Copy out the data that follows exactly, leaving out no line.
MATERIAL PROVIDED Block Start
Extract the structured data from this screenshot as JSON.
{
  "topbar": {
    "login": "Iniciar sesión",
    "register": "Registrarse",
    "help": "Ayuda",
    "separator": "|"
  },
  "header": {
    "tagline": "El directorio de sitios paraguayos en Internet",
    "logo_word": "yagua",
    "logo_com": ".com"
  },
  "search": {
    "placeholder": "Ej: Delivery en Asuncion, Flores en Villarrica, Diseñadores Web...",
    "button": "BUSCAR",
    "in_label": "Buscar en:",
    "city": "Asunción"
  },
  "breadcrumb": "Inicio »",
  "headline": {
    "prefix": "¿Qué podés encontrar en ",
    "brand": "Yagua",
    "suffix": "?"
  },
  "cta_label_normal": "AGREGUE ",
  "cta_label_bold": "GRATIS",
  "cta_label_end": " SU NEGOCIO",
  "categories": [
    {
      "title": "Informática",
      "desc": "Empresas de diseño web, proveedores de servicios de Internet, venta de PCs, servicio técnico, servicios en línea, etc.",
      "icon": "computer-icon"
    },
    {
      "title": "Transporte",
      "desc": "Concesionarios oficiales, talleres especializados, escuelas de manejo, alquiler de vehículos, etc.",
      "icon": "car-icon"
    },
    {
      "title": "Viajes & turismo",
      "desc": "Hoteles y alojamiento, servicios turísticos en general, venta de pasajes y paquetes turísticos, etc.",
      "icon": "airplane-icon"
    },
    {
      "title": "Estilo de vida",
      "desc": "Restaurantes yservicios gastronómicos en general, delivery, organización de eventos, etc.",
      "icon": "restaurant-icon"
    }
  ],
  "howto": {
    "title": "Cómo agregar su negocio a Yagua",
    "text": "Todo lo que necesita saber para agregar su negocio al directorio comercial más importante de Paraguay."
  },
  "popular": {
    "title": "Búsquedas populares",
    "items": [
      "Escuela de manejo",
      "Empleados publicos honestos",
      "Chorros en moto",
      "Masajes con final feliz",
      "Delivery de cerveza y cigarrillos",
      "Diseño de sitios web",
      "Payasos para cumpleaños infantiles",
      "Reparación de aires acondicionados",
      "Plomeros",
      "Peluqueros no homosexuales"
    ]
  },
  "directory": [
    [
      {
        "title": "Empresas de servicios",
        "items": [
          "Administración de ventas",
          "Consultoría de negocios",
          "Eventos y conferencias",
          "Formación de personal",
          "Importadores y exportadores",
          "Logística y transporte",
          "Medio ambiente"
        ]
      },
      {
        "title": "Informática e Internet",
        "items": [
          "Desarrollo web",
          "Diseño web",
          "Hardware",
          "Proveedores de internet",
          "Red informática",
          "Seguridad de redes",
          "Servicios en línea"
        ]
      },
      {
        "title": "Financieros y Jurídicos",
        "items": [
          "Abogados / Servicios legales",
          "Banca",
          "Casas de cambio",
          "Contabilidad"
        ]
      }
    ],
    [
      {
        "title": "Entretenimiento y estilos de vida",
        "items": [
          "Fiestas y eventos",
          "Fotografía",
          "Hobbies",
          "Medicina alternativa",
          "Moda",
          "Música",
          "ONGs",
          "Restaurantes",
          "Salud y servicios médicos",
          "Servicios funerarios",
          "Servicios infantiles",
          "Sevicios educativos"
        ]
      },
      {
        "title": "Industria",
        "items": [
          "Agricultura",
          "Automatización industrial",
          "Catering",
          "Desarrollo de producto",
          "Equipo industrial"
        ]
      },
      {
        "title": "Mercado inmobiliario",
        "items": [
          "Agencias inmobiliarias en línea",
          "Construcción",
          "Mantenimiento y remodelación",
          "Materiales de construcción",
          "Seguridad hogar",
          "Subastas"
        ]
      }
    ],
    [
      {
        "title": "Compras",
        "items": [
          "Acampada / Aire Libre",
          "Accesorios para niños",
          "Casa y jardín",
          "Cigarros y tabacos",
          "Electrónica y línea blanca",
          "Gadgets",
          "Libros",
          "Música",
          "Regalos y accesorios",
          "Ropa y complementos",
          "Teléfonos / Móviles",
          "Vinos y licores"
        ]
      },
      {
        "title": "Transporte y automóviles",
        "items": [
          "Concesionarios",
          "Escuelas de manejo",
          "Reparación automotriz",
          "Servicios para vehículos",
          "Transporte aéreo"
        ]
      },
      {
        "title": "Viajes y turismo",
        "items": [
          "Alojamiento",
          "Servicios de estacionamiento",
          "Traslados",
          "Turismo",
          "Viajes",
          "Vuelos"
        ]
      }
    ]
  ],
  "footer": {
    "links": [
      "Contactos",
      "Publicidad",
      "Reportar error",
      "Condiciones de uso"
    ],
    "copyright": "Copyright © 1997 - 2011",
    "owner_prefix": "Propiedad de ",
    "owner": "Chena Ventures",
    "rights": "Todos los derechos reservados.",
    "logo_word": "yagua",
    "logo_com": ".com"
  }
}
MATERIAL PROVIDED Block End
» EXERCISE SOLUTION:
Extract the structured data from this screenshot as JSON.
{
  "topbar": {
    "login": "Iniciar sesión",
    "register": "Registrarse",
    "help": "Ayuda",
    "separator": "|"
  },
  "header": {
    "tagline": "El directorio de sitios paraguayos en Internet",
    "logo_word": "yagua",
    "logo_com": ".com"
  },
  "search": {
    "placeholder": "Ej: Delivery en Asuncion, Flores en Villarrica, Diseñadores Web...",
    "button": "BUSCAR",
    "in_label": "Buscar en:",
    "city": "Asunción"
  },
  "breadcrumb": "Inicio »",
  "headline": {
    "prefix": "¿Qué podés encontrar en ",
    "brand": "Yagua",
    "suffix": "?"
  },
  "cta_label_normal": "AGREGUE ",
  "cta_label_bold": "GRATIS",
  "cta_label_end": " SU NEGOCIO",
  "categories": [
    {
      "title": "Informática",
      "desc": "Empresas de diseño web, proveedores de servicios de Internet, venta de PCs, servicio técnico, servicios en línea, etc.",
      "icon": "computer-icon"
    },
    {
      "title": "Transporte",
      "desc": "Concesionarios oficiales, talleres especializados, escuelas de manejo, alquiler de vehículos, etc.",
      "icon": "car-icon"
    },
    {
      "title": "Viajes & turismo",
      "desc": "Hoteles y alojamiento, servicios turísticos en general, venta de pasajes y paquetes turísticos, etc.",
      "icon": "airplane-icon"
    },
    {
      "title": "Estilo de vida",
      "desc": "Restaurantes yservicios gastronómicos en general, delivery, organización de eventos, etc.",
      "icon": "restaurant-icon"
    }
  ],
  "howto": {
    "title": "Cómo agregar su negocio a Yagua",
    "text": "Todo lo que necesita saber para agregar su negocio al directorio comercial más importante de Paraguay."
  },
  "popular": {
    "title": "Búsquedas populares",
    "items": [
      "Escuela de manejo",
      "Empleados publicos honestos",
      "Chorros en moto",
      "Masajes con final feliz",
      "Delivery de cerveza y cigarrillos",
      "Diseño de sitios web",
      "Payasos para cumpleaños infantiles",
      "Reparación de aires acondicionados",
      "Plomeros",
      "Peluqueros no homosexuales"
    ]
  },
  "directory": [
    [
      {
        "title": "Empresas de servicios",
        "items": [
          "Administración de ventas",
          "Consultoría de negocios",
          "Eventos y conferencias",
          "Formación de personal",
          "Importadores y exportadores",
          "Logística y transporte",
          "Medio ambiente"
        ]
      },
      {
        "title": "Informática e Internet",
        "items": [
          "Desarrollo web",
          "Diseño web",
          "Hardware",
          "Proveedores de internet",
          "Red informática",
          "Seguridad de redes",
          "Servicios en línea"
        ]
      },
      {
        "title": "Financieros y Jurídicos",
        "items": [
          "Abogados / Servicios legales",
          "Banca",
          "Casas de cambio",
          "Contabilidad"
        ]
      }
    ],
    [
      {
        "title": "Entretenimiento y estilos de vida",
        "items": [
          "Fiestas y eventos",
          "Fotografía",
          "Hobbies",
          "Medicina alternativa",
          "Moda",
          "Música",
          "ONGs",
          "Restaurantes",
          "Salud y servicios médicos",
          "Servicios funerarios",
          "Servicios infantiles",
          "Sevicios educativos"
        ]
      },
      {
        "title": "Industria",
        "items": [
          "Agricultura",
          "Automatización industrial",
          "Catering",
          "Desarrollo de producto",
          "Equipo industrial"
        ]
      },
      {
        "title": "Mercado inmobiliario",
        "items": [
          "Agencias inmobiliarias en línea",
          "Construcción",
          "Mantenimiento y remodelación",
          "Materiales de construcción",
          "Seguridad hogar",
          "Subastas"
        ]
      }
    ],
    [
      {
        "title": "Compras",
        "items": [
          "Acampada / Aire Libre",
          "Accesorios para niños",
          "Casa y jardín",
          "Cigarros y tabacos",
          "Electrónica y línea blanca",
          "Gadgets",
          "Libros",
          "Música",
          "Regalos y accesorios",
          "Ropa y complementos",
          "Teléfonos / Móviles",
          "Vinos y licores"
        ]
      },
      {
        "title": "Transporte y automóviles",
        "items": [
          "Concesionarios",
          "Escuelas de manejo",
          "Reparación automotriz",
          "Servicios para vehículos",
          "Transporte aéreo"
        ]
      },
      {
        "title": "Viajes y turismo",
        "items": [
          "Alojamiento",
          "Servicios de estacionamiento",
          "Traslados",
          "Turismo",
          "Viajes",
          "Vuelos"
        ]
      }
    ]
  ],
  "footer": {
    "links": [
      "Contactos",
      "Publicidad",
      "Reportar error",
      "Condiciones de uso"
    ],
    "copyright": "Copyright © 1997 - 2011",
    "owner_prefix": "Propiedad de ",
    "owner": "Chena Ventures",
    "rights": "Todos los derechos reservados.",
    "logo_word": "yagua",
    "logo_com": ".com"
  }
}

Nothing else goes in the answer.